Poly Culture IPO sees huge demand
Retail tranche of mainland auction house's offer oversubscribed by 90 times as punters pounce on newcomers with unique investment stories
The initial public offering of Poly Culture, the culture and auction business unit of state-owned military-linked conglomerate Poly Group, has drawn strong interest from retail investors.
This has resulted in a shortage of margin financing services provided by brokers to retail investors, a common way for small players to leverage their position to get more shares.
There has been frenzied demand for new offerings that offer unique investment stories to stock punters looking for swift profits.
According to eight brokers, the retail tranche of Poly Culture's offer of 77.78 million shares, which represents about 10 per cent of the entire HK$2.56 billion offering, has been oversubscribed by about 90 times.
Poly Culture, which set a range of HK$28.20 to HK$33 for the shares, will finalise the price on Friday. The stock is expected to begin trading on March 6.
Poly Culture's offering was launched shortly after a similarly well-supported float of Huisheng International, a Hunan-based pork supplier that was raising HK$246 million.
"Existing lending capacity among the brokers was quickly filled as most of the capital pool was taken up by the listing of Huisheng," said Ben Kwong Man-bun, the chief operating officer of broker KGI Asia. "We feel the credit squeeze from banks as many of them have turned cautious after the mainland's interbank lending rates stayed persistently high."
According to KGI, margin financing rates have stayed between 1 and 2 per cent, depending on the size of the order.
Separately, Phillip Securities said its margin quota was increased to HK$9.5 billion from HK$6 billion because of the demand for Poly Culture's shares.
Brokers said the hype for new listings was underpinned by short-term buying momentum as the valuations of many mainland internet stocks looked stretched and traditional blue chips did not provide inspiration.
In contrast to the past few years when buying interest built up in blue-chip companies before they announce their full-year earnings results, retail investors have pulled back as bullish sentiment was noted in mainland technology and internet stocks.
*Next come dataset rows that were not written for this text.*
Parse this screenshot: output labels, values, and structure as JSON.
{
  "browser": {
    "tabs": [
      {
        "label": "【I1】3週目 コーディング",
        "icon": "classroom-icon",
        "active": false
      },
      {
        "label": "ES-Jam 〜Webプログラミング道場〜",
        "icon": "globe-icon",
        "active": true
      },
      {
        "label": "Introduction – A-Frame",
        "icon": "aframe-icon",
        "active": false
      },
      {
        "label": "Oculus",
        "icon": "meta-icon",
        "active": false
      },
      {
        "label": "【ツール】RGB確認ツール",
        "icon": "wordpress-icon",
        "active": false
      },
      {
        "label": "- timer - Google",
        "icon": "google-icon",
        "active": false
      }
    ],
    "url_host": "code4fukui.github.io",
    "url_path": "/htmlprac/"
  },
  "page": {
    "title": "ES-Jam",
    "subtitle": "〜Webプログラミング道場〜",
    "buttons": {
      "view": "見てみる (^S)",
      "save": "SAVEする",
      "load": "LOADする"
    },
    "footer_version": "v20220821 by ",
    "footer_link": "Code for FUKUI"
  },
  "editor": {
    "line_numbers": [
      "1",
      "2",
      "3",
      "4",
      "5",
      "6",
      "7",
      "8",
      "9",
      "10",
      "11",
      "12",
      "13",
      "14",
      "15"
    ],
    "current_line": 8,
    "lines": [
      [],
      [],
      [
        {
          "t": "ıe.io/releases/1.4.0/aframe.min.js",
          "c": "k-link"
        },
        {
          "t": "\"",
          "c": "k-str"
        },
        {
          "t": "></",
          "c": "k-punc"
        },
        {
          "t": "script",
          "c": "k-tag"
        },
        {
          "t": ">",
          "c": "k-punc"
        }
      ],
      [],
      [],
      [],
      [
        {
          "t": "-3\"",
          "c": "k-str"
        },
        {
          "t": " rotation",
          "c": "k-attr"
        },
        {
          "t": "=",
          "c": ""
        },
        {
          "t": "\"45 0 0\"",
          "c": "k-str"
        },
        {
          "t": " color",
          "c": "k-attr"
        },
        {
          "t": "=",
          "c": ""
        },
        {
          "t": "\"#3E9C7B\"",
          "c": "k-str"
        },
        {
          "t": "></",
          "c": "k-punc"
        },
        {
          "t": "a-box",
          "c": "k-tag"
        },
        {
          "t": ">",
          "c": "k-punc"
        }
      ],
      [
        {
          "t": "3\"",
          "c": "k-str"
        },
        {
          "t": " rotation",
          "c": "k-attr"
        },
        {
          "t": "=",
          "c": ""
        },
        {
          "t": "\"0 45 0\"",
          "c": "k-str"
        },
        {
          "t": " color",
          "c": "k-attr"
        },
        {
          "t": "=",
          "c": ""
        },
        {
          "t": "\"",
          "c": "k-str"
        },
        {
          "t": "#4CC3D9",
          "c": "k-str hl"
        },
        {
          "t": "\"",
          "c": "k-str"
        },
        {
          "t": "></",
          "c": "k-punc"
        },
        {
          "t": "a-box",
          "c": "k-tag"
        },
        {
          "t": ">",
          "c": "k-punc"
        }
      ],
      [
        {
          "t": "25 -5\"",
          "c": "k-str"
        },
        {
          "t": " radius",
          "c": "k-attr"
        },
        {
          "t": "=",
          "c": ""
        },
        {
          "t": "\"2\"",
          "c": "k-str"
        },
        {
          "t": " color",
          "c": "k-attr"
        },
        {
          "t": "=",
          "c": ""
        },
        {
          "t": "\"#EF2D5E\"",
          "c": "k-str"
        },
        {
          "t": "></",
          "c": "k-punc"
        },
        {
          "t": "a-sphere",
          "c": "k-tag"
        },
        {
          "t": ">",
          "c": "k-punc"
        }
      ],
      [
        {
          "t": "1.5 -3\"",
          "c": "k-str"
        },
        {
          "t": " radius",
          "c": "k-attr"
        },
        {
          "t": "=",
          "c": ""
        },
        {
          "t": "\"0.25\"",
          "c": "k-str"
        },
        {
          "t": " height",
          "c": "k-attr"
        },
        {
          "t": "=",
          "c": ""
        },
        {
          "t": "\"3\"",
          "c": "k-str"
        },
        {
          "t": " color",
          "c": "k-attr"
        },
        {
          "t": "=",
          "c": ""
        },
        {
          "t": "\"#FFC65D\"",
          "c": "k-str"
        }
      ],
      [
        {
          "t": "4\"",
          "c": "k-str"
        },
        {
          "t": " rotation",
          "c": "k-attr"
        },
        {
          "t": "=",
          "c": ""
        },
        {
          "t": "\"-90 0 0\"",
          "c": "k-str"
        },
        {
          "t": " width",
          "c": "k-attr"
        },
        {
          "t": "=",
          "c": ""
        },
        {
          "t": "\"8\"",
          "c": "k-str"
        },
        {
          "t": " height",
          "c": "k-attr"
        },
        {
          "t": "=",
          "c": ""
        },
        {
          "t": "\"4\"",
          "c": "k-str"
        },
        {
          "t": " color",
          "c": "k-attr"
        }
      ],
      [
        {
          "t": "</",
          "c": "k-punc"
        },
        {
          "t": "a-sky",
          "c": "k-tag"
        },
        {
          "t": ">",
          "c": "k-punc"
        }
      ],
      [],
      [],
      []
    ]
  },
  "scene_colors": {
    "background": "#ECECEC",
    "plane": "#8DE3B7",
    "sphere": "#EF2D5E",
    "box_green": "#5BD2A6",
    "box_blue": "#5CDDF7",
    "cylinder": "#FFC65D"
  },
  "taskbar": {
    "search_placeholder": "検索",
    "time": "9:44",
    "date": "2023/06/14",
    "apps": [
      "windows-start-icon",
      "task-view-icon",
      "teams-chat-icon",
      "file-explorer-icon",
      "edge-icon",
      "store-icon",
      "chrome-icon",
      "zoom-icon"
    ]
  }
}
Sina's social media platform Weibo, in which Alibaba has an 18 per cent stake, is planning a US$500 million share sale in the United States after JD.com mainland China's second-largest e-commence operator, launched a marketing campaign for its US$1.5 billion listing in the US.